I see people looking to build a broad horizontal server infrastructure that they can dynamically map applications to. If they want Oracle running on 30 servers today and 35 tomorrow, or they want to run 50 servers in the day and 10 at night, I see the broad horizontal model breaking down the silos.
And from the storage perspective, I think the same is true. No matter where they go, [users] need to have access to their storage. So storage needs to be networked. And data needs to be mobile. If your applications are going to move internal to external, or data center to data center, then the storage needs to be able to support that.
[For external clouds, or IT as a service], we're not going to be a data center operator. We're not going to offer storage services over the cloud, or through the cloud. That's not our scale. We're going to be a supplier to those companies who do.
So the cloud is going to effectively consolidate a lot of customer demand in one place. And that represents an enormous amount of opportunity for us. [Partners] represent a consolidator of demand, and that generates a tremendous amount of sales force leverage for us.
How is NetApp positioned against its competitors in terms of solid state storage technology?
Solid state is going to be a big deal. I'm not a big believer in simple one-to-one replacement of [hard] drives with solid state drives. But I believe large amounts of Flash is a big deal. We recently came out with our Performance Acceleration Module, which allows us to put terabytes of Flash in our systems. And we can deduplicate it to make it more efficient as well.
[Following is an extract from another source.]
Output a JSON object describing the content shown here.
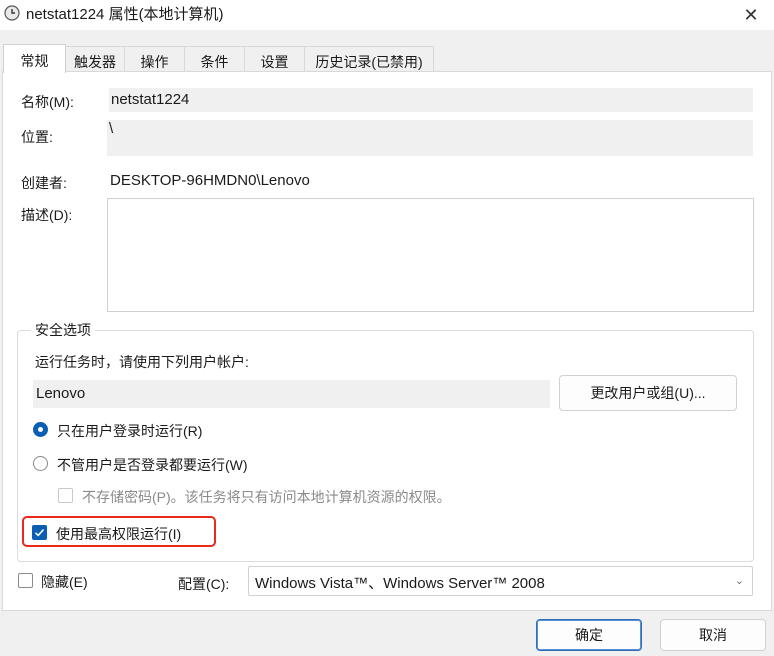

So I think Flash is going to be a big deal. Flash is going to have much, much higher performance than any disk drive. Now that we've got Flash economically, we can put a tremendous amount of Flash in a system to soak up most of the random I/O workloads. As a result, the need for Fibre Channel drives goes away. And, if Fibre Channel drives go away, there's really no need to tier storage either, because there's no migration problems from Fibre Channel to ATA over time because [the data] is stored on ATA in the first place.
How is NetApp's channel business doing?
Our channel business remains very, very strong. I think it's a big part of our story. Last [fiscal] year was a record new customer acquisition year for us. And 80 percent of those [new cases] came through the channel.
How many new customer acquisitions are we talking about?
At [our recent] analysts day, we basically talked about two categories. We talked about our "Storage 5000," which are the 5,000 largest storage buyers in the world. And in that particular category, we had 150, which is an all-time record for us, even when we were growing at a higher rate. And then, in the midsize enterprise, we actually added 2,000 more. And that doesn't include new customers through IBM, which roughly doubled those.
What is the situation with NetApp in terms of offering services from design through professional services through the channel, and can we expect more? I think as we built out our service infrastructure, we were making a big investment in professional services. I fully believe that, in order to be successful in customer environments, in many cases professional services has to be a component of the solution. However, I'm not of the belief that NetApp has to provide that in every circumstance. NetApp is a product company, and a technology company. If [our] partners are capable of providing the quality of services that the customers expect, then I am completely happy with having our partners do that.
We've actually developed a plan for rationally transferring or making available all of our intellectual property and all of our tools around services to our partners who are willing to commit to training.
How far is NetApp in terms of pushing services through the channel?
We've been doing it for some time, for at least a year. Our Authorized Professional Services Program -- for people willing to sign up -- we're willing to make it available to them. I don't know how many partners are in it, but it's a substantial number.
For those that can't make that kind of investment, we've got ourselves and other people whose services they can resell. For those that can make the investment, we're not going to fight them over it. In fact, we're going to encourage them to make that kind of investment and provide those services to their clients.